Refurbished private housing to be used for Dublin’s homeless

Property owners to get €40,000 grant to restore homes before leasing to local authorities

Dublin property owners who avail of a Government grant to refurbish vacant housing for renting will have their properties used to accommodate homeless people.

The €140 million Repair and Leasing Scheme allows local authorities to enter into long-term leases with owners of empty properties that are too run down to rent out.

Property owners can avail of a grant of up to €40,000 to bring their vacant houses and apartments up to standard. In return, they must sign up to a lease arrangement with their city or county council for a minimum of 10 years. The value of the repairs is offset incrementally against the rental income.

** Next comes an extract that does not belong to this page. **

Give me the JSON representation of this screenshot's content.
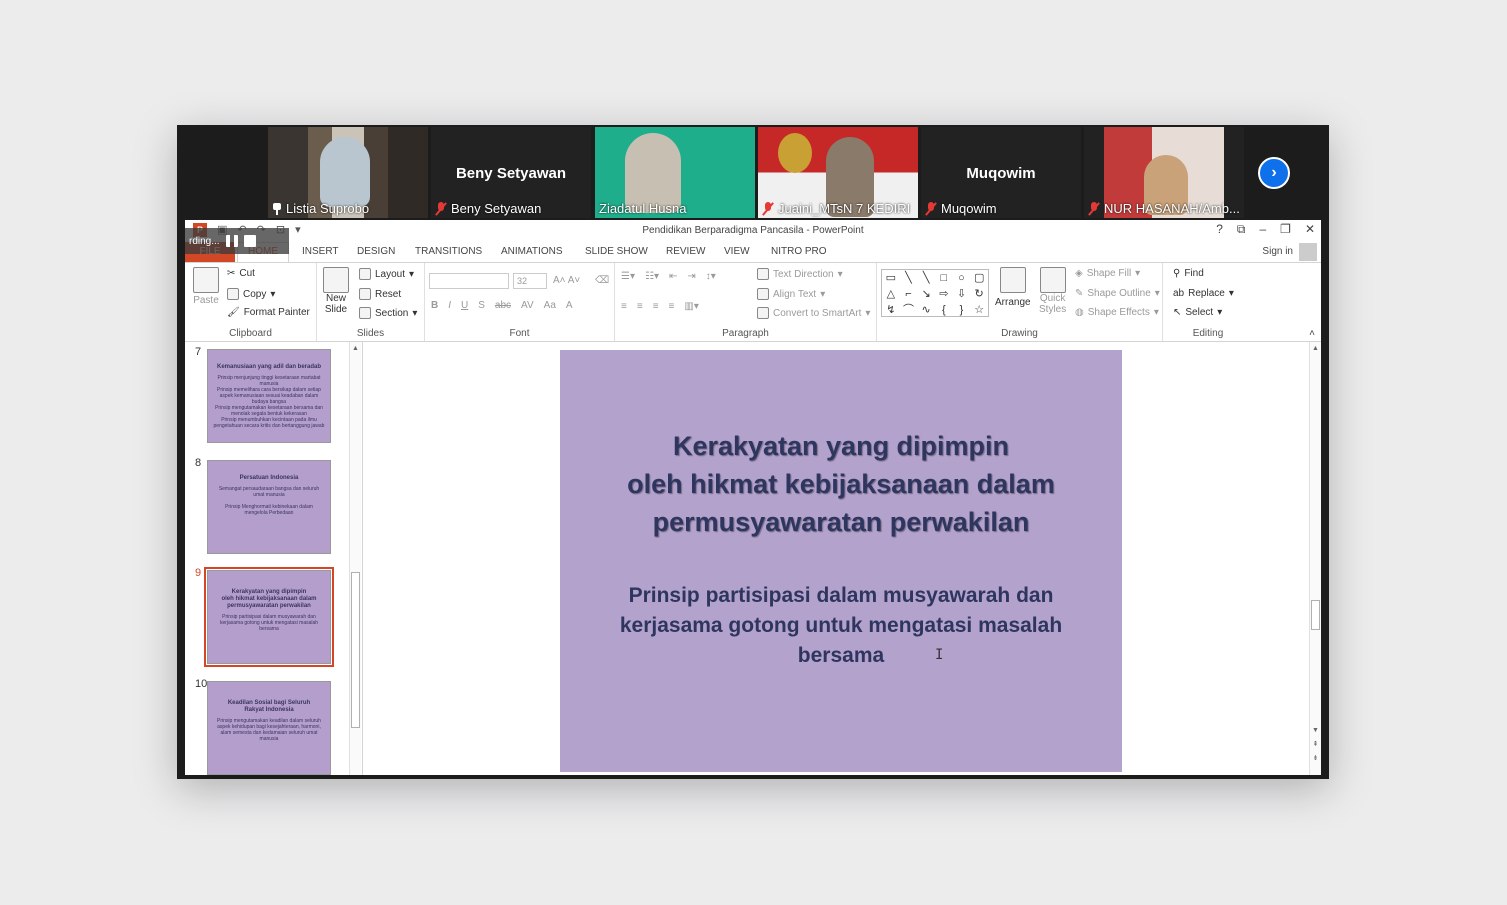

The scheme was announced last year as part of the Government's Rebuilding Housing Strategy and was run on a pilot basis in Waterford and Carlow. Last month, Minister for Housing Simon Coveney extended the scheme nationally.


Dublin City Council has decided to deliver the scheme at arms length, by using approved housing bodies to enter into agreements with landlords. In a letter to the housing charities, the council said it had decided to use most of the housing secured for homeless families and individuals.

Six zones

The council plans to split the city into six zones and offer each zone to a different charity to “seek out property owners who may be interested in availing of the scheme and to take on a suitable lease”.

Peter McVerry Trust chief executive Pat Doyle said empty homes offered "quick wins at a time of acute need" for homeless people and that he hoped other local authorities would follow suit.

A fund of €32 million has been allocated to the scheme this year with a target of bringing 800 homes into use. More than 20,000 apartments and houses, excluding holiday homes, are vacant in Dublin city and suburbs, according to the 2016 census.

Olivia Kelly

Olivia Kelly

Olivia Kelly is Dublin Editor of The Irish Times